The records below are to be reproduced word for word.
▼▼▼
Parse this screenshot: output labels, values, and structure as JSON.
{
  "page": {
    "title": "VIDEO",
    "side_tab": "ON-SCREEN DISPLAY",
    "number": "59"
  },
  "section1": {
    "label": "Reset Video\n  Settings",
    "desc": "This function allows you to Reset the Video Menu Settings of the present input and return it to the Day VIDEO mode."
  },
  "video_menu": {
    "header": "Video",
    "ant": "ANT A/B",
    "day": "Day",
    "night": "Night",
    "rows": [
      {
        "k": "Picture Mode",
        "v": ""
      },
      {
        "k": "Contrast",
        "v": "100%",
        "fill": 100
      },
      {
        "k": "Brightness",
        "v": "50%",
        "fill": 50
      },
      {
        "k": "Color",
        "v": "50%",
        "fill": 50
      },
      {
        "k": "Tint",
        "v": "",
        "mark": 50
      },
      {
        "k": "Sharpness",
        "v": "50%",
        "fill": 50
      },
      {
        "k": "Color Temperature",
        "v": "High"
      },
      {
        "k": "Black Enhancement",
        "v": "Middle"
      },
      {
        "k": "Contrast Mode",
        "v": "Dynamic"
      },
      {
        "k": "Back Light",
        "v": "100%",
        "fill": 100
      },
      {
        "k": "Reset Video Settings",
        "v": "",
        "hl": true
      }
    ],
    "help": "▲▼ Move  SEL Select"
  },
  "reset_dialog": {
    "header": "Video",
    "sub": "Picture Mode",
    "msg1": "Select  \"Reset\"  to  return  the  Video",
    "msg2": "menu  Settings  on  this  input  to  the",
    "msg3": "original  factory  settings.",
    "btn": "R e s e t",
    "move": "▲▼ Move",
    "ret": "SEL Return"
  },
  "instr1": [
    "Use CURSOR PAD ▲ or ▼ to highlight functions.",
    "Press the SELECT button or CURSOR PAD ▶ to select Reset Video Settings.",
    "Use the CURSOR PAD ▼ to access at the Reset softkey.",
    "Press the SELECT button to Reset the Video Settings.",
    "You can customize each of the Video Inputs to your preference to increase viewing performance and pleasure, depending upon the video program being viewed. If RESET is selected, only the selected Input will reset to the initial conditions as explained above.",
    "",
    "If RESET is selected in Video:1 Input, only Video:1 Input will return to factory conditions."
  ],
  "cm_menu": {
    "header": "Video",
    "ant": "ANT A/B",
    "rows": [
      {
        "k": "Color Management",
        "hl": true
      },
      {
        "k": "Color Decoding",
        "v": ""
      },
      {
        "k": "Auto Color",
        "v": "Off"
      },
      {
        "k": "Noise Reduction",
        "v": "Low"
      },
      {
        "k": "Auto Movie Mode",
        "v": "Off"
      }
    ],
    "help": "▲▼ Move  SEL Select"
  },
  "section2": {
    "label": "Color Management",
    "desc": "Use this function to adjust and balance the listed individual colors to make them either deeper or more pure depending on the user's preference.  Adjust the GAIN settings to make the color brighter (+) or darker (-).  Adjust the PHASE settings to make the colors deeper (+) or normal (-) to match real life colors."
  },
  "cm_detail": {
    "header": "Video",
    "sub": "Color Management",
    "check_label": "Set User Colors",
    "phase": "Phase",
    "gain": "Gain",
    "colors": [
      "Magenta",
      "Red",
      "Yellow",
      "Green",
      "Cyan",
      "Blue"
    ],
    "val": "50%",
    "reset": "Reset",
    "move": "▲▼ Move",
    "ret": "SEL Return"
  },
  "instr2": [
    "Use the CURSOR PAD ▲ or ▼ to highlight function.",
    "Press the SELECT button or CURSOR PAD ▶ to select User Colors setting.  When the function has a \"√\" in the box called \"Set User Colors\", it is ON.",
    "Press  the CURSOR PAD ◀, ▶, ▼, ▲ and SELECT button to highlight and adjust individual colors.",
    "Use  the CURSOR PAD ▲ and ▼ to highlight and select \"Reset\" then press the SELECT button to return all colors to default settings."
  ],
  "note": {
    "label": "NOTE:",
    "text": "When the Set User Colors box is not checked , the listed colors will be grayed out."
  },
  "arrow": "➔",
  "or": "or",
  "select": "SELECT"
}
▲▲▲
# [SOLUTION TO THE PROBLEM]
Parse this screenshot: output labels, values, and structure as JSON.
{
  "page": {
    "title": "VIDEO",
    "side_tab": "ON-SCREEN DISPLAY",
    "number": "59"
  },
  "section1": {
    "label": "Reset Video\n  Settings",
    "desc": "This function allows you to Reset the Video Menu Settings of the present input and return it to the Day VIDEO mode."
  },
  "video_menu": {
    "header": "Video",
    "ant": "ANT A/B",
    "day": "Day",
    "night": "Night",
    "rows": [
      {
        "k": "Picture Mode",
        "v": ""
      },
      {
        "k": "Contrast",
        "v": "100%",
        "fill": 100
      },
      {
        "k": "Brightness",
        "v": "50%",
        "fill": 50
      },
      {
        "k": "Color",
        "v": "50%",
        "fill": 50
      },
      {
        "k": "Tint",
        "v": "",
        "mark": 50
      },
      {
        "k": "Sharpness",
        "v": "50%",
        "fill": 50
      },
      {
        "k": "Color Temperature",
        "v": "High"
      },
      {
        "k": "Black Enhancement",
        "v": "Middle"
      },
      {
        "k": "Contrast Mode",
        "v": "Dynamic"
      },
      {
        "k": "Back Light",
        "v": "100%",
        "fill": 100
      },
      {
        "k": "Reset Video Settings",
        "v": "",
        "hl": true
      }
    ],
    "help": "▲▼ Move  SEL Select"
  },
  "reset_dialog": {
    "header": "Video",
    "sub": "Picture Mode",
    "msg1": "Select  \"Reset\"  to  return  the  Video",
    "msg2": "menu  Settings  on  this  input  to  the",
    "msg3": "original  factory  settings.",
    "btn": "R e s e t",
    "move": "▲▼ Move",
    "ret": "SEL Return"
  },
  "instr1": [
    "Use CURSOR PAD ▲ or ▼ to highlight functions.",
    "Press the SELECT button or CURSOR PAD ▶ to select Reset Video Settings.",
    "Use the CURSOR PAD ▼ to access at the Reset softkey.",
    "Press the SELECT button to Reset the Video Settings.",
    "You can customize each of the Video Inputs to your preference to increase viewing performance and pleasure, depending upon the video program being viewed. If RESET is selected, only the selected Input will reset to the initial conditions as explained above.",
    "",
    "If RESET is selected in Video:1 Input, only Video:1 Input will return to factory conditions."
  ],
  "cm_menu": {
    "header": "Video",
    "ant": "ANT A/B",
    "rows": [
      {
        "k": "Color Management",
        "hl": true
      },
      {
        "k": "Color Decoding",
        "v": ""
      },
      {
        "k": "Auto Color",
        "v": "Off"
      },
      {
        "k": "Noise Reduction",
        "v": "Low"
      },
      {
        "k": "Auto Movie Mode",
        "v": "Off"
      }
    ],
    "help": "▲▼ Move  SEL Select"
  },
  "section2": {
    "label": "Color Management",
    "desc": "Use this function to adjust and balance the listed individual colors to make them either deeper or more pure depending on the user's preference.  Adjust the GAIN settings to make the color brighter (+) or darker (-).  Adjust the PHASE settings to make the colors deeper (+) or normal (-) to match real life colors."
  },
  "cm_detail": {
    "header": "Video",
    "sub": "Color Management",
    "check_label": "Set User Colors",
    "phase": "Phase",
    "gain": "Gain",
    "colors": [
      "Magenta",
      "Red",
      "Yellow",
      "Green",
      "Cyan",
      "Blue"
    ],
    "val": "50%",
    "reset": "Reset",
    "move": "▲▼ Move",
    "ret": "SEL Return"
  },
  "instr2": [
    "Use the CURSOR PAD ▲ or ▼ to highlight function.",
    "Press the SELECT button or CURSOR PAD ▶ to select User Colors setting.  When the function has a \"√\" in the box called \"Set User Colors\", it is ON.",
    "Press  the CURSOR PAD ◀, ▶, ▼, ▲ and SELECT button to highlight and adjust individual colors.",
    "Use  the CURSOR PAD ▲ and ▼ to highlight and select \"Reset\" then press the SELECT button to return all colors to default settings."
  ],
  "note": {
    "label": "NOTE:",
    "text": "When the Set User Colors box is not checked , the listed colors will be grayed out."
  },
  "arrow": "➔",
  "or": "or",
  "select": "SELECT"
}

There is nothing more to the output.